Mr L (he does not want his name to be disclosed) and his wife separated earlier this year. They have one child who lives with the wife.
The couple incurred debts during the marriage of about pounds 2,150. Mr L's wife is not working and, for practical purposes, repayment of the debts falls entirely on Mr L.
He has recently received his assessment for child support from the CSA. He is to pay pounds 30.80 a week.
After allowing for the payment of child support, his net income is pounds 130 a week. His total outgoings, which include pounds 25 a week debt repayments, are pounds 116. He has pounds 14 a week left to feed and clothe himself.
When Mr L received his CSA assessment he also received a demand for payment of pounds 78 - a fixed fee charged by the CSA for the assessment and collection service. That was payable immediately and he has since received a further demand.
Mr L's solicitor, David Barry of Ross-on-Wye, Herefordshire, said: 'Shortly afterwards, (Mr L) received a further letter from the CSA informing him that because the assessment is backdated to the date when the CSA sent him an assessment form, he was already in arrears by pounds 193. In other words, he is meant to pay pounds 271 immediately.
'Even if he stopped all his debt repayments, and stopped eating, it would take nearly seven weeks to pay this amount. Of course, before then, he would be dead. Is that the Government's intention?'
Mr L's MP queried the assessment on his behalf. In a letter, Alistair Burt, the parliamentary Under-Secretary of State for Social Security, said: 'I fully understand in Mr L's particular circumstances his concern about debt repayments. Unfortunately it is not a matter for the Child Support Agency as to how these debts were incurred and who, therefore, has the responsibility of paying them.

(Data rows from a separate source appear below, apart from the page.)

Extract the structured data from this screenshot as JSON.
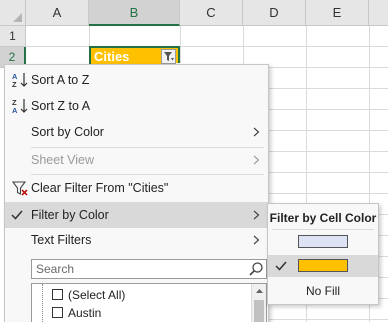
{
  "sheet": {
    "columns": [
      "A",
      "B",
      "C",
      "D",
      "E"
    ],
    "rows": [
      "1",
      "2"
    ],
    "cell_b2": "Cities",
    "header_fill": "#ffc000",
    "accent": "#217346"
  },
  "menu": {
    "sort_a_z": "Sort A to Z",
    "sort_z_a": "Sort Z to A",
    "sort_by_color": "Sort by Color",
    "sheet_view": "Sheet View",
    "clear_filter": "Clear Filter From \"Cities\"",
    "filter_by_color": "Filter by Color",
    "text_filters": "Text Filters",
    "search_placeholder": "Search",
    "list_items": [
      {
        "label": "(Select All)",
        "checked": false
      },
      {
        "label": "Austin",
        "checked": false
      }
    ]
  },
  "submenu": {
    "title": "Filter by Cell Color",
    "swatches": [
      {
        "color": "#dde3f5",
        "selected": false
      },
      {
        "color": "#ffc000",
        "selected": true
      }
    ],
    "no_fill": "No Fill"
  },
  "icons": {
    "sort_a_z": "sort-ascending-icon",
    "sort_z_a": "sort-descending-icon",
    "clear_filter": "clear-filter-icon",
    "filter_button": "filter-dropdown-icon",
    "search": "magnifier-icon",
    "submenu_arrow": "chevron-right-icon",
    "check": "checkmark-icon"
  }
}
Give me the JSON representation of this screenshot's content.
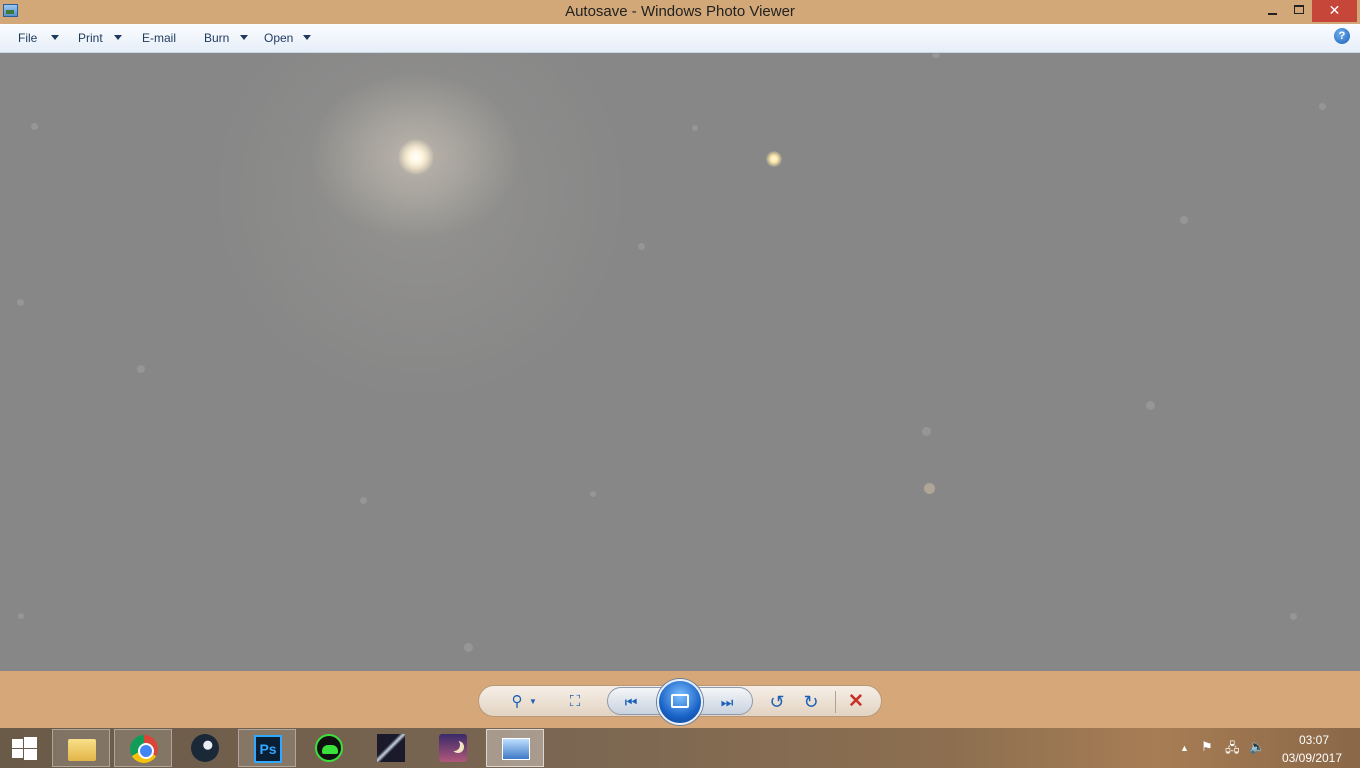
{
  "window": {
    "title": "Autosave - Windows Photo Viewer",
    "minimize_glyph": "",
    "close_glyph": "✕"
  },
  "menu": {
    "items": [
      {
        "label": "File",
        "has_dropdown": true
      },
      {
        "label": "Print",
        "has_dropdown": true
      },
      {
        "label": "E-mail",
        "has_dropdown": false
      },
      {
        "label": "Burn",
        "has_dropdown": true
      },
      {
        "label": "Open",
        "has_dropdown": true
      }
    ],
    "help_glyph": "?"
  },
  "photo": {
    "description_color": "#878787"
  },
  "controls": {
    "zoom_glyph": "⚲",
    "fit_glyph": "⛶",
    "prev_glyph": "⏮",
    "next_glyph": "⏭",
    "rotate_ccw_glyph": "↺",
    "rotate_cw_glyph": "↻",
    "delete_glyph": "✕"
  },
  "taskbar": {
    "apps": [
      {
        "icon": "file-explorer-icon"
      },
      {
        "icon": "chrome-icon"
      },
      {
        "icon": "steam-icon"
      },
      {
        "icon": "photoshop-icon",
        "text": "Ps"
      },
      {
        "icon": "cloud-sync-icon"
      },
      {
        "icon": "comet-image-icon"
      },
      {
        "icon": "stellarium-icon"
      },
      {
        "icon": "photo-viewer-icon"
      }
    ],
    "clock": {
      "time": "03:07",
      "date": "03/09/2017"
    }
  },
  "colors": {
    "title_bar": "#d2a878",
    "close_button": "#c7463a",
    "accent_blue": "#1a5fb4"
  }
}
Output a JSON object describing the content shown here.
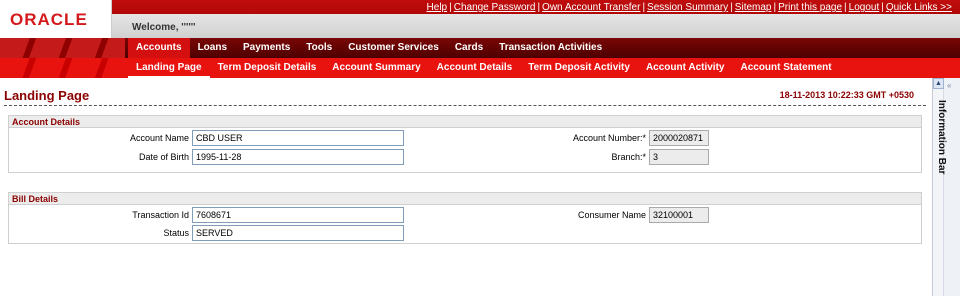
{
  "header": {
    "logo_text": "ORACLE",
    "welcome": "Welcome, ''''''",
    "links": [
      "Help",
      "Change Password",
      "Own Account Transfer",
      "Session Summary",
      "Sitemap",
      "Print this page",
      "Logout",
      "Quick Links >>"
    ]
  },
  "main_menu": {
    "items": [
      "Accounts",
      "Loans",
      "Payments",
      "Tools",
      "Customer Services",
      "Cards",
      "Transaction Activities"
    ]
  },
  "sub_menu": {
    "items": [
      "Landing Page",
      "Term Deposit Details",
      "Account Summary",
      "Account Details",
      "Term Deposit Activity",
      "Account Activity",
      "Account Statement"
    ]
  },
  "page": {
    "title": "Landing Page",
    "timestamp": "18-11-2013 10:22:33 GMT +0530"
  },
  "account_details": {
    "heading": "Account Details",
    "account_name_label": "Account Name",
    "account_name_value": "CBD USER",
    "dob_label": "Date of Birth",
    "dob_value": "1995-11-28",
    "account_number_label": "Account Number:*",
    "account_number_value": "2000020871",
    "branch_label": "Branch:*",
    "branch_value": "3"
  },
  "bill_details": {
    "heading": "Bill Details",
    "transaction_id_label": "Transaction Id",
    "transaction_id_value": "7608671",
    "status_label": "Status",
    "status_value": "SERVED",
    "consumer_name_label": "Consumer Name",
    "consumer_name_value": "32100001"
  },
  "info_bar": {
    "label": "Information Bar"
  },
  "colors": {
    "brand_red": "#d4191c",
    "menu_dark": "#5a0000",
    "submenu_red": "#e8120f",
    "title_red": "#8b0000"
  }
}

'It may, however, be helpful to Mr L if I explain the priority of maintenance against other debts. As a rule, maintenance is treated as a priority debt which comes above all other debts. Maintenance obligations will therefore be taken into account by the courts when other debts are enforced. It would seem from the circumstances that some rescheduling of Mr L's debts will now be likely.'

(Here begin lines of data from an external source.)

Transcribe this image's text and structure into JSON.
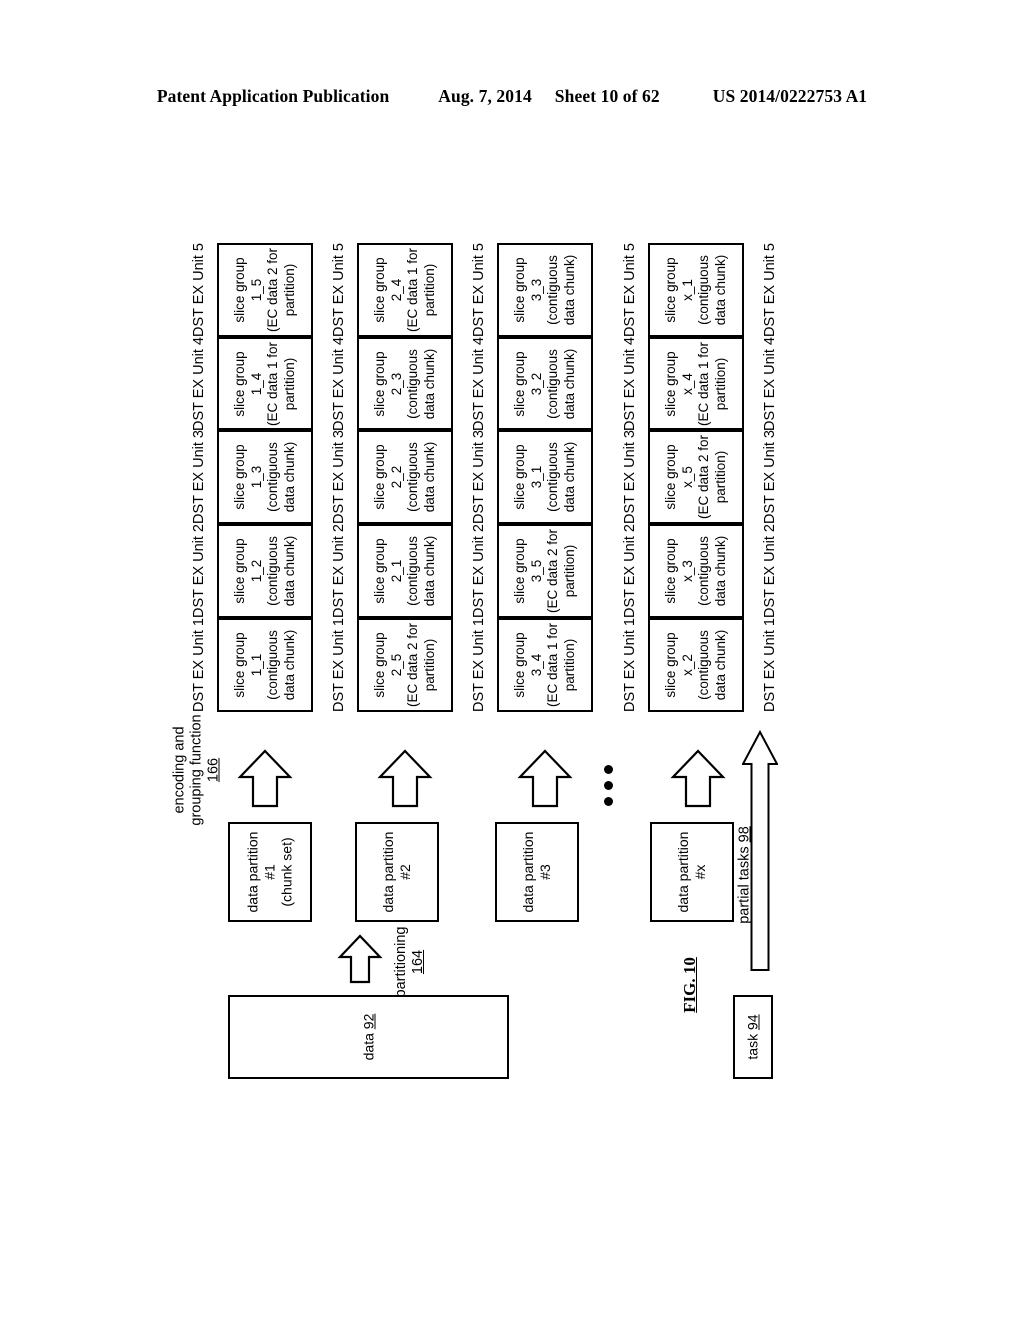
{
  "header": {
    "publication": "Patent Application Publication",
    "date": "Aug. 7, 2014",
    "sheet": "Sheet 10 of 62",
    "number": "US 2014/0222753 A1"
  },
  "figure": {
    "label": "FIG. 10",
    "encoding_function": {
      "line1": "encoding and",
      "line2": "grouping function",
      "ref": "166"
    },
    "partitioning": {
      "label": "partitioning",
      "ref": "164"
    },
    "data_block": {
      "label": "data",
      "ref": "92"
    },
    "task_block": {
      "label": "task",
      "ref": "94"
    },
    "partial_tasks": {
      "label": "partial tasks",
      "ref": "98"
    },
    "ellipsis": "•••",
    "unit_headers": [
      "DST EX Unit 1",
      "DST EX Unit 2",
      "DST EX Unit 3",
      "DST EX Unit 4",
      "DST EX Unit 5"
    ],
    "partitions": [
      {
        "name": "data partition",
        "index": "#1",
        "note": "(chunk set)",
        "cells": [
          {
            "title": "slice group",
            "id": "1_1",
            "desc_line1": "(contiguous",
            "desc_line2": "data chunk)"
          },
          {
            "title": "slice group",
            "id": "1_2",
            "desc_line1": "(contiguous",
            "desc_line2": "data chunk)"
          },
          {
            "title": "slice group",
            "id": "1_3",
            "desc_line1": "(contiguous",
            "desc_line2": "data chunk)"
          },
          {
            "title": "slice group",
            "id": "1_4",
            "desc_line1": "(EC data 1 for",
            "desc_line2": "partition)"
          },
          {
            "title": "slice group",
            "id": "1_5",
            "desc_line1": "(EC data 2 for",
            "desc_line2": "partition)"
          }
        ]
      },
      {
        "name": "data partition",
        "index": "#2",
        "note": "",
        "cells": [
          {
            "title": "slice group",
            "id": "2_5",
            "desc_line1": "(EC data 2 for",
            "desc_line2": "partition)"
          },
          {
            "title": "slice group",
            "id": "2_1",
            "desc_line1": "(contiguous",
            "desc_line2": "data chunk)"
          },
          {
            "title": "slice group",
            "id": "2_2",
            "desc_line1": "(contiguous",
            "desc_line2": "data chunk)"
          },
          {
            "title": "slice group",
            "id": "2_3",
            "desc_line1": "(contiguous",
            "desc_line2": "data chunk)"
          },
          {
            "title": "slice group",
            "id": "2_4",
            "desc_line1": "(EC data 1 for",
            "desc_line2": "partition)"
          }
        ]
      },
      {
        "name": "data partition",
        "index": "#3",
        "note": "",
        "cells": [
          {
            "title": "slice group",
            "id": "3_4",
            "desc_line1": "(EC data 1 for",
            "desc_line2": "partition)"
          },
          {
            "title": "slice group",
            "id": "3_5",
            "desc_line1": "(EC data 2 for",
            "desc_line2": "partition)"
          },
          {
            "title": "slice group",
            "id": "3_1",
            "desc_line1": "(contiguous",
            "desc_line2": "data chunk)"
          },
          {
            "title": "slice group",
            "id": "3_2",
            "desc_line1": "(contiguous",
            "desc_line2": "data chunk)"
          },
          {
            "title": "slice group",
            "id": "3_3",
            "desc_line1": "(contiguous",
            "desc_line2": "data chunk)"
          }
        ]
      },
      {
        "name": "data partition",
        "index": "#x",
        "note": "",
        "cells": [
          {
            "title": "slice group",
            "id": "x_2",
            "desc_line1": "(contiguous",
            "desc_line2": "data chunk)"
          },
          {
            "title": "slice group",
            "id": "x_3",
            "desc_line1": "(contiguous",
            "desc_line2": "data chunk)"
          },
          {
            "title": "slice group",
            "id": "x_5",
            "desc_line1": "(EC data 2 for",
            "desc_line2": "partition)"
          },
          {
            "title": "slice group",
            "id": "x_4",
            "desc_line1": "(EC data 1 for",
            "desc_line2": "partition)"
          },
          {
            "title": "slice group",
            "id": "x_1",
            "desc_line1": "(contiguous",
            "desc_line2": "data chunk)"
          }
        ]
      }
    ]
  }
}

The minister's remarks prompted some questions from Mr Barry: 'I cannot help wondering what approach banks, building societies and other lenders will take to the minister's comments.
'If the repayment of maintenance invariably comes first, presumably children will become a minus factor for credit rating purposes. Perhaps lenders will try to assess the stability of borrowers' marriages before they lend money. Otherwise, if the marriage were to break down and there was a maintenance debt, the lenders could be pushed down the queue of those to be repaid.'
Meanwhile, Mr L is trying to reschedule his debts, including the pounds 271.Reuse content